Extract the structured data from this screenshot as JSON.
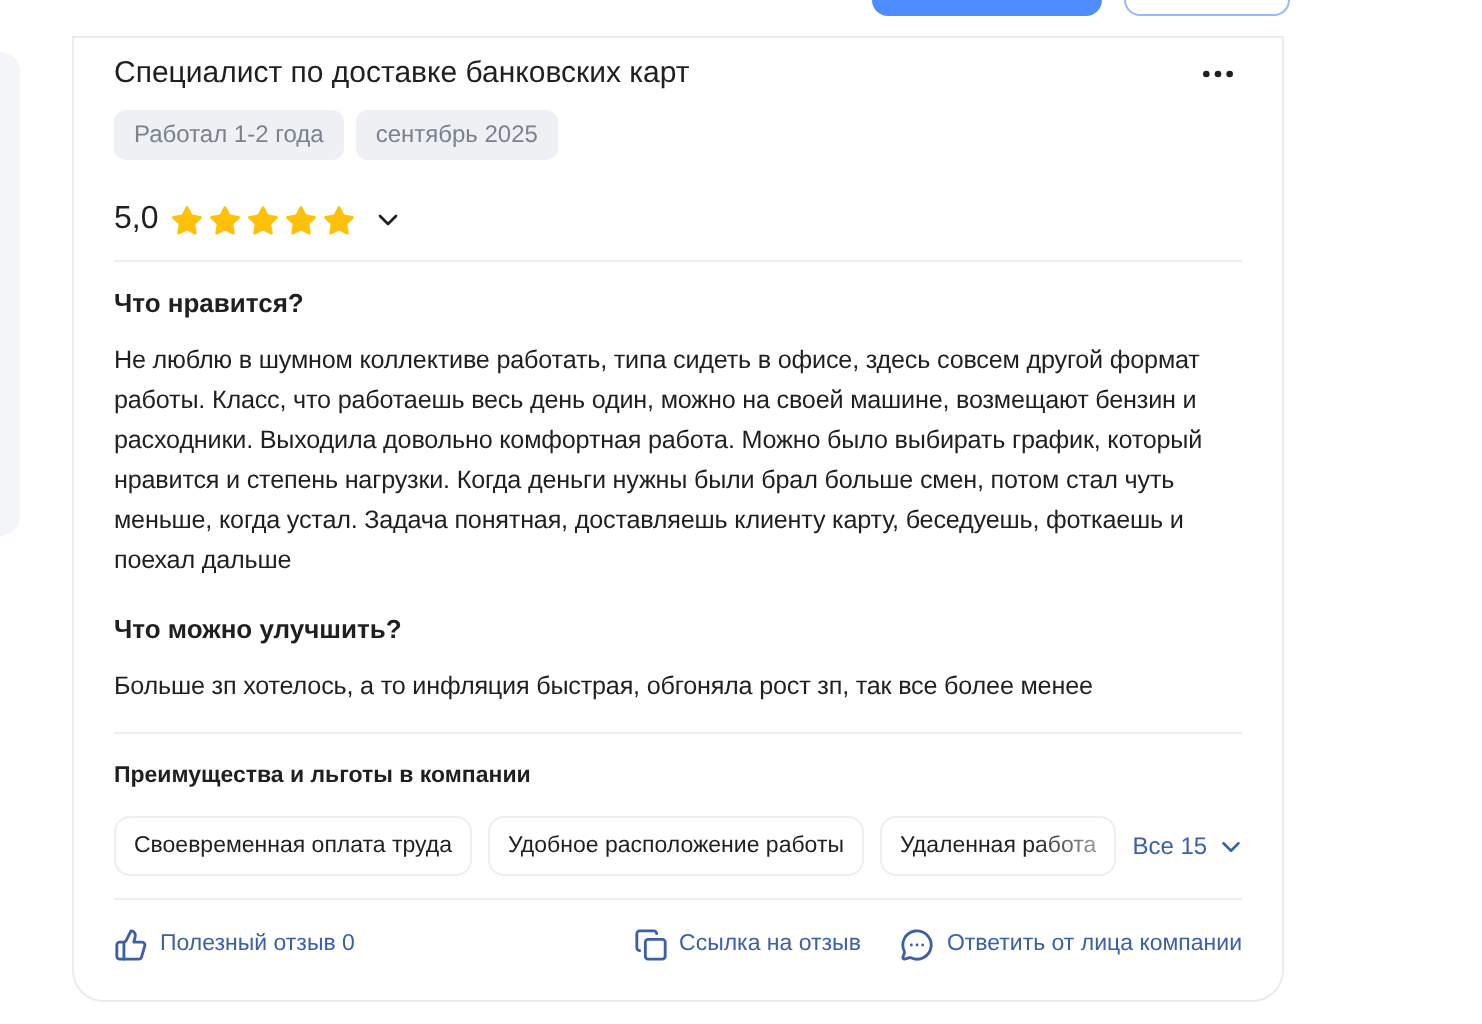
{
  "review": {
    "title": "Специалист по доставке банковских карт",
    "tags": [
      "Работал 1-2 года",
      "сентябрь 2025"
    ],
    "rating": "5,0",
    "stars": 5,
    "sections": [
      {
        "heading": "Что нравится?",
        "text": "Не люблю в шумном коллективе работать, типа сидеть в офисе, здесь совсем другой формат работы. Класс, что работаешь весь день один, можно на своей машине, возмещают бензин и расходники. Выходила довольно комфортная работа. Можно было выбирать график, который нравится и степень нагрузки. Когда деньги нужны были брал больше смен, потом стал чуть меньше, когда устал. Задача понятная, доставляешь клиенту карту, беседуешь, фоткаешь и поехал дальше"
      },
      {
        "heading": "Что можно улучшить?",
        "text": "Больше зп хотелось, а то инфляция быстрая, обгоняла рост зп, так все более менее"
      }
    ],
    "benefits": {
      "heading": "Преимущества и льготы в компании",
      "items": [
        "Своевременная оплата труда",
        "Удобное расположение работы",
        "Удаленная работа"
      ],
      "more": "Все 15"
    },
    "actions": [
      {
        "kind": "like",
        "label": "Полезный отзыв 0"
      },
      {
        "kind": "link",
        "label": "Ссылка на отзыв"
      },
      {
        "kind": "reply",
        "label": "Ответить от лица компании"
      }
    ]
  }
}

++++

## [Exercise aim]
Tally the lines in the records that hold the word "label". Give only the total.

## [Written answer]
3